Seven-times world champion Lewis Hamilton vowed on Wednesday to continue speaking out despite Formula One’s governing body clamping down on drivers making “political” statements.
The most successful driver in the sport’s history has used his platform to highlight racial injustice, promote diversity and address a range of issues from the environment to human rights.
The governing FIA updated its International Sporting Code last December requiring prior written permission to make or display “political, religious and personal statements or comments” at races.
FIA president Mohammed Ben Sulayem, an Emirati who has since said he will stand back from day-to-day affairs in Formula One, said also he did not want to provide “a platform for private personal agenda”.
The move has been criticised by a string of drivers as well as rights groups.
“I wasn’t really watching the news over the winter but I heard it,” Hamilton, 38, told reporters in a video call after the launch of his Mercedes team’s new W14 racecar at Silverstone.

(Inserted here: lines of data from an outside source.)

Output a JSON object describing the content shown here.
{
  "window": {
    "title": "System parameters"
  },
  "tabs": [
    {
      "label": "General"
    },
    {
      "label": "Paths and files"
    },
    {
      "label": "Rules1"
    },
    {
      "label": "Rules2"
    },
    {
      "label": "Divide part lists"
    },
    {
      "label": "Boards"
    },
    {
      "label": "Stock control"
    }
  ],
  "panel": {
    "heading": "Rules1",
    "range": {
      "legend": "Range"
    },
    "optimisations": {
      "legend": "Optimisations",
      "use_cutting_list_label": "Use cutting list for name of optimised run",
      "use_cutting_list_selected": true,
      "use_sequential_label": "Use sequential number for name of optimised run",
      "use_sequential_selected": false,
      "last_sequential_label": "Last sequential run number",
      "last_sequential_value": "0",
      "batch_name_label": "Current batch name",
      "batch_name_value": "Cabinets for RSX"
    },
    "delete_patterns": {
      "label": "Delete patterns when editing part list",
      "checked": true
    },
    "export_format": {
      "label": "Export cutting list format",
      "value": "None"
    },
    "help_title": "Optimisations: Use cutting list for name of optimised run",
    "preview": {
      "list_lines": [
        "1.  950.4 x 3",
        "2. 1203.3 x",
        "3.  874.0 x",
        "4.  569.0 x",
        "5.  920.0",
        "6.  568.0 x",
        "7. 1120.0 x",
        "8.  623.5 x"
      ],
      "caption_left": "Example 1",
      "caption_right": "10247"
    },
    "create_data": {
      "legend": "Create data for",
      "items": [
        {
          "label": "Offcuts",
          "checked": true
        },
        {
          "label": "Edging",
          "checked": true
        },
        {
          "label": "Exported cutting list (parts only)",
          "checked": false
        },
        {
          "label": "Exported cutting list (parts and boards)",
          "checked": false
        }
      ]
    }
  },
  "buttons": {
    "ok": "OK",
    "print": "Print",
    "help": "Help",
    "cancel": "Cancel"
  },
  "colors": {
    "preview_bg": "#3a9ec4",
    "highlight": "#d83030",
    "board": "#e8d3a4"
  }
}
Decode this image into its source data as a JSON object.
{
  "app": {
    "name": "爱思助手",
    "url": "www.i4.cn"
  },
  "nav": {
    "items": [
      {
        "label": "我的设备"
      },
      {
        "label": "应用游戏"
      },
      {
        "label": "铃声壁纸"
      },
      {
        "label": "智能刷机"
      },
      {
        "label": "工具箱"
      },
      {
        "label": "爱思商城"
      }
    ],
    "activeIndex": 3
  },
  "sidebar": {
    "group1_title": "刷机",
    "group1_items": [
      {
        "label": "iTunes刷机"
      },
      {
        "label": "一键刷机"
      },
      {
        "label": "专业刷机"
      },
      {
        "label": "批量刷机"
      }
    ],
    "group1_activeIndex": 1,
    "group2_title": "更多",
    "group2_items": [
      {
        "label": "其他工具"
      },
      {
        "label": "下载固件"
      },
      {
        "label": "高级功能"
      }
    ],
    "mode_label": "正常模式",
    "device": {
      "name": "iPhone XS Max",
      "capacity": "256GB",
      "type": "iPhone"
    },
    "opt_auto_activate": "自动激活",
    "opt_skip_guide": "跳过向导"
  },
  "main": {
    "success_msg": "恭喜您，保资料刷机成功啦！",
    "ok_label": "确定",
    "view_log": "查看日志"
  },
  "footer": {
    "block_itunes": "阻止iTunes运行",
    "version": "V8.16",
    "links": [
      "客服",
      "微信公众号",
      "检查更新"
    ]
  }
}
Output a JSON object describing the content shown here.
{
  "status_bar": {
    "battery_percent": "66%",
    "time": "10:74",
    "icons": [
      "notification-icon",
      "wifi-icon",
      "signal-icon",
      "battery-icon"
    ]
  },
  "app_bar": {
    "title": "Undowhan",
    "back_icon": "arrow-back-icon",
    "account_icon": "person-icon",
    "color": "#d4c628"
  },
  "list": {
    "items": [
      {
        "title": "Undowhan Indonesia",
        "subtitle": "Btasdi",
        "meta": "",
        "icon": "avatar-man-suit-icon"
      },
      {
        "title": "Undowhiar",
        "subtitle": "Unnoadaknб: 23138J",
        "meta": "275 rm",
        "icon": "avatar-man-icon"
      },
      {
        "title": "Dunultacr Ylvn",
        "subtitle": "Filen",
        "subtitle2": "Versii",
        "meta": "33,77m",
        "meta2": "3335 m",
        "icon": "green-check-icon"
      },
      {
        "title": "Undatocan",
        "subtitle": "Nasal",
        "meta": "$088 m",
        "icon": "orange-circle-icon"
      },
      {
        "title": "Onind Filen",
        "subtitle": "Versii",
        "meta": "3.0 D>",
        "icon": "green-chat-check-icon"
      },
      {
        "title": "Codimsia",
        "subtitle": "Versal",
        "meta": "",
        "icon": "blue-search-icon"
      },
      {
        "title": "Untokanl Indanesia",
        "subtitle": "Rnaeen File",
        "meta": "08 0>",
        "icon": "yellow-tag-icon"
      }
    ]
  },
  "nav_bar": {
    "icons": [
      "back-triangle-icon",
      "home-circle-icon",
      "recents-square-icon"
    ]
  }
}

“It doesn’t surprise me, but nothing will stop me from speaking on the things that I’m passionate about and issues that there are.
“I feel the sport does have a responsibility still always to speak out on things, to create awareness on important topics, particularly as we’re travelling to all these different places,” added the Briton.
“So nothing changes really.”
Asked whether he would be prepared to take a penalty, Hamilton added: “It would be silly to say that I would want to get penalty points for speaking out on things.
“But I am still going to be speaking my mind as we still have this platform, there are still a lot of things we need to tackle.”
He said all the drivers were aligned on freedom of speech and praised Formula One chief executive Stefano Domenicali for his support.
Team mate George Russell said the FIA’s move was “totally unnecessary” and was confident the situation would be resolved before the start of the season on March 5.
“We’re not going to limit our views or our thoughts because of some silly regulation,” he told reporters. “We’re all here to have free speech and share whatever views we may have.”
The first two races of the season are in Bahrain and Saudi Arabia.
Hamilton has in the past called for more change in Saudi Arabia, expressing shock in 2022 at reports of mass executions, and has raced in the Middle East with a rainbow helmet in support of LGBTQ+ rights.
Mercedes team boss Toto Wolff said in a separate call that everyone should be allowed to “speak their mind whilst being respectful to each other.
“I think that’s the ground rules,” he added.